Music: Practice & Theory Stack Exchange is a question and answer site for musicians, students, and enthusiasts. It's 100% free, no registration required.

Sign up
Here's how it works:
  1. Anybody can ask a question
  2. Anybody can answer
  3. The best answers are voted up and rise to the top

In a purely theoretical space, I noticed some interesting properties of a scale which I determined to be the Magen Abot Scale.

The scale I am interested in is:

C Db D# E F# G# A B


1 b2 #2 3 #4 #5 6 7

My question is, does anyone know of specific recordings using this scale? It has a strange sound and I would love to hear how it is used. I don't think I would be able to verify on my own, by listening, if a recording is using this scale or not.

share|improve this question

more of a comment, but a little long for comment box

I think the ♯2 is more likely to be perceived as a ♭3 unless the two 2s are really used as alternate paths from 1 to 3.

This looks to me like two scales superimposed, a C major and a A melodic minor.
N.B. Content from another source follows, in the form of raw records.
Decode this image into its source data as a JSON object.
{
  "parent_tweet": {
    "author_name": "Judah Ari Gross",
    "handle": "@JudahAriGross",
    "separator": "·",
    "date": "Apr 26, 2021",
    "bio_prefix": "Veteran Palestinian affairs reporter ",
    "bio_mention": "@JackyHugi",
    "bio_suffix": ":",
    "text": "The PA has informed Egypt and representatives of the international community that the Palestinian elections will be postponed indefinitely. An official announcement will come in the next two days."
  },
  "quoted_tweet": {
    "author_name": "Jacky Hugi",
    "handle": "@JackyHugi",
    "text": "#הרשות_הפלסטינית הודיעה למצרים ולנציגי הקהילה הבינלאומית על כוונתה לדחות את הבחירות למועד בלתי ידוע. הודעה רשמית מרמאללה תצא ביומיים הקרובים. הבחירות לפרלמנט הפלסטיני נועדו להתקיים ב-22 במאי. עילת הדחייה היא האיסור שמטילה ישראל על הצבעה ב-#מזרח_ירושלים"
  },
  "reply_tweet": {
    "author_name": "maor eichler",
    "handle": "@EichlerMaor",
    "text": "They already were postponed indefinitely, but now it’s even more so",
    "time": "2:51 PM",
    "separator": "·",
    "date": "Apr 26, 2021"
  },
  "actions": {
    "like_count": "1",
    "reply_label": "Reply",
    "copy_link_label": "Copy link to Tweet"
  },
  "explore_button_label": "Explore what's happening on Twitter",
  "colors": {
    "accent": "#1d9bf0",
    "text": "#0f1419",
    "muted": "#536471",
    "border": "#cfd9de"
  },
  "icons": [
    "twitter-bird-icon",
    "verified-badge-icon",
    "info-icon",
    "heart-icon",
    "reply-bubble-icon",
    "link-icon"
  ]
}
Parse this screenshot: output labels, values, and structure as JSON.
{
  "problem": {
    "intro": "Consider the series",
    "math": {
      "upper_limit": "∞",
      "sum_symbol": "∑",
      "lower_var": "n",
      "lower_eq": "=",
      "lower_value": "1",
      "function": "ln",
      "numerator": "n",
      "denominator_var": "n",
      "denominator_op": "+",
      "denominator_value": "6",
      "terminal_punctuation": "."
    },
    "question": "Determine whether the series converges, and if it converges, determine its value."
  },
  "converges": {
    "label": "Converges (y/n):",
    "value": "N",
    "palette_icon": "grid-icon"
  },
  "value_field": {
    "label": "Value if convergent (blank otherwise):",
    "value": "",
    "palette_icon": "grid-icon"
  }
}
You've got lots of dominant diminished chords that can resolve to C-E-B (omitting the altered ♯G) and lots of dominant chords that can resolve to A-C-E. So this scale might arise during a modulation from C to A-minor or vice-versa.

share|improve this answer
I agree b3 seems more intuitive but was told #2 is the more common notation for this scale so I went with #2. It is cited as a Jewish scale, but I'm not sure how it is used or what it sounds like therein. – Matthew James Briggs Oct 11 '13 at 13:48

I may be well off mark here, but it is a 9 note scale, looking like a mode of C# harmonic minor, with the addition of a major 6th note. The mode being based around C. Sadly, can't find any tunes that seem specifically to use it.

Or - could be, using Db and Eb as C# and D# respectively, construed as the Aeolian of E (C# natural minor) with an added C (b6 or #5).

share|improve this answer

I figured out why I was having trouble finding examples. It seems Magen Avot is a more typical spelling.

share|improve this answer
Hmm. Both these examples uses the harmonic minor scale a lot (or mainly) with some variations (such as b7). I didn't hear any minor seconds (b2) or major thirds (3) (with one exception), but a lot of perfect fifths (5) and natural seconds (2). So to my ears these examples don't use the scale formula you listed. I only had a quick low focus listen though. (As a side note different modes of the harmonic minor scale are at the core of jewish klezmer music.) – Ulf Åkerstedt Nov 9 '13 at 20:54
I couldn't tell from listening what scale was being used but was going off of the titles. Thank you for checking. – Matthew James Briggs Nov 10 '13 at 4:20

Your Answer


By posting your answer, you agree to the privacy policy and terms of service.

Not the answer you're looking for? Browse other questions tagged or ask your own question.